To this day, I still have issues with my leg hair. I am embarrassed by it, and won't let my husband touch my legs unless they've been recently shaven. I also can't shave in front of him. It makes me feel strange, even dirty. We've been married nearly 17 years. I've obviously got body hair acceptance issues.
Latino families are notorious for not allowing their daughters to shave their legs, believing a razor to be a metaphorical condom. If they say yes to shaving, they're practically saying yes to teen sex and pregnancy. ¡Ay, dios mio!
At the same time, they're forcing their daughters to feel the same mortification I felt as a young girl.
It's like telling a girl she can't wear deodorant because she'll smell nicer, or she can't brush her hair because her locks will be smoother and shinier. It's time to step into the modern era and stop sexualizing feminine hygiene. Shaving our legs is about growing up and making decisions for ourselves, not about sexual intercourse.
Boys are encouraged to shave their faces from the first sprout of a prepubescent moustache. There's ritualistic pride when a father takes his son to the bathroom sink, shows him how to lather up and teaches him to shave.
Yet, for many Latinas, shaving is still seen as taboo or somehow risqué. How unfair, and unfortunate.
Once a girl is old enough to safely hold a razor and expresses a desire to shave her legs, she should be given the autonomy over her body to do so. Forcing her to wait and suffer through taunts and teasing from her peers does nothing to help her fragile self-esteem.
What not being allowed to shave taught me was that I was behaving in a sexual manner when I removed my leg hair, and that it was something inappropriate and even shameful. Girls don't need yet another issue or reason to struggle with their sexuality as they grow into adults.
There are plenty of young girls and women who are perfectly happy with their natural state of body hair. I salute them. I even envy them. This message isn't about being ashamed of body hair. Rather, it's about honoring the wishes of any girl who can safely remove her body hair and has expressed a desire to do so, but isn't allowed to because her parents feel it's inappropriate.
Honestly, parents, you're being too uptight.
If you've raised your daughter to have self-respect and to use good judgment, shaving her legs won't be a gateway drug to teenage sex. Rather, it will be a way to empower your daughter, help her feel better about herself, and teach her that her choices are valid.
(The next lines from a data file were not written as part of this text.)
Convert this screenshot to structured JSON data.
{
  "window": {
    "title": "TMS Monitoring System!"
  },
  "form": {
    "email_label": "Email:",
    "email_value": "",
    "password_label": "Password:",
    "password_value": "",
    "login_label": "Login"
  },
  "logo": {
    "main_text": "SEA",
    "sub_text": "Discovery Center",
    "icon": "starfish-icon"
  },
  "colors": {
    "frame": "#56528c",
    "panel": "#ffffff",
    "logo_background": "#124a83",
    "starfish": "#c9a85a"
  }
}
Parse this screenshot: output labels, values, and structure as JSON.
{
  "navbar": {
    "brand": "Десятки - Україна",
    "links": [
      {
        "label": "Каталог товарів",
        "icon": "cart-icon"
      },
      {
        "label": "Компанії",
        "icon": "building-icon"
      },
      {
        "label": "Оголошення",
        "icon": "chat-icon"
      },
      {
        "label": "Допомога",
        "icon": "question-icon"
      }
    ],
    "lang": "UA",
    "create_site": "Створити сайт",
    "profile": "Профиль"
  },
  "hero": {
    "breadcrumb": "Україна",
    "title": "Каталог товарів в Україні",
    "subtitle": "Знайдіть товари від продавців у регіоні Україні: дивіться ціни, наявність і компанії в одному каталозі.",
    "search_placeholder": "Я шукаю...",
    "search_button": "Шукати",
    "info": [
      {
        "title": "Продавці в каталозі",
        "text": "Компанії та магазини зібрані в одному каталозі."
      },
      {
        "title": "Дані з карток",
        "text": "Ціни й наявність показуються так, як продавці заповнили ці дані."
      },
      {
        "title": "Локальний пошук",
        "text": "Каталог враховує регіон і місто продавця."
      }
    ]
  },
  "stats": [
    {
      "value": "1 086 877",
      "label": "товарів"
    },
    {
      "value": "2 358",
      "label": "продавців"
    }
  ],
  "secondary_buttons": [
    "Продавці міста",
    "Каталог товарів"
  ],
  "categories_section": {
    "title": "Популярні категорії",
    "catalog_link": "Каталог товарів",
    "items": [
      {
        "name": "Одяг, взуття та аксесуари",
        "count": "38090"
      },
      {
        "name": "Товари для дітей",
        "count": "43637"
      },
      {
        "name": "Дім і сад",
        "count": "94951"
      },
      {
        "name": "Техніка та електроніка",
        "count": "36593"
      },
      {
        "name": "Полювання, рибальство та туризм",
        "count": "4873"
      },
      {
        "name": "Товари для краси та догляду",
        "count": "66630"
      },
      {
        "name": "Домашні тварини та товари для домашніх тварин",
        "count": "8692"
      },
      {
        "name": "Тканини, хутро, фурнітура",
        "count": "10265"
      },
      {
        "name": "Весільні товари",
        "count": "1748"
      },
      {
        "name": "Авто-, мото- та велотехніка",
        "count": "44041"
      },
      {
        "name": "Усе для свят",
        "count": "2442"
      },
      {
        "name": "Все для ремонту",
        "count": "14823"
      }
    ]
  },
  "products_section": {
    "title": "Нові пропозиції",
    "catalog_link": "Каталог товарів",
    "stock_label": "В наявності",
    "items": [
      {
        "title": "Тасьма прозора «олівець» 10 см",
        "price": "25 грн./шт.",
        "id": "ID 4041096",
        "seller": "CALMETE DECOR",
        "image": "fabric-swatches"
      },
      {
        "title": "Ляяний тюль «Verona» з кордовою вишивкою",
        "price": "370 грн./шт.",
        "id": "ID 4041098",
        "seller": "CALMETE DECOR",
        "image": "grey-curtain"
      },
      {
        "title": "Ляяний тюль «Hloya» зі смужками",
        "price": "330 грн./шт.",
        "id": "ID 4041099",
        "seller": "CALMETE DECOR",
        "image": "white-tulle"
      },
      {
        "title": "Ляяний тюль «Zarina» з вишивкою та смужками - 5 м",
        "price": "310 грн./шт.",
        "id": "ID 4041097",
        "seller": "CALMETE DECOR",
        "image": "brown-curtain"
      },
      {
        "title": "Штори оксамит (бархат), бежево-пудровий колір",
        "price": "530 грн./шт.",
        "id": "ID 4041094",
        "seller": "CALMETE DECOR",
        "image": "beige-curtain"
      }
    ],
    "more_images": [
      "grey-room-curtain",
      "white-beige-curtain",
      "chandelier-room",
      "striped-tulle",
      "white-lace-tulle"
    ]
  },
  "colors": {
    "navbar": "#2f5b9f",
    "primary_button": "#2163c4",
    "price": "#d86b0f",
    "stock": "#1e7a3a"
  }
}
I promise you, your daughters won't lose any of their youthful innocence when they remove their leg hair. They'll just be happier to wear shorts and skirts, even on hot summer days, and they won't confuse hygiene with sex as they grow.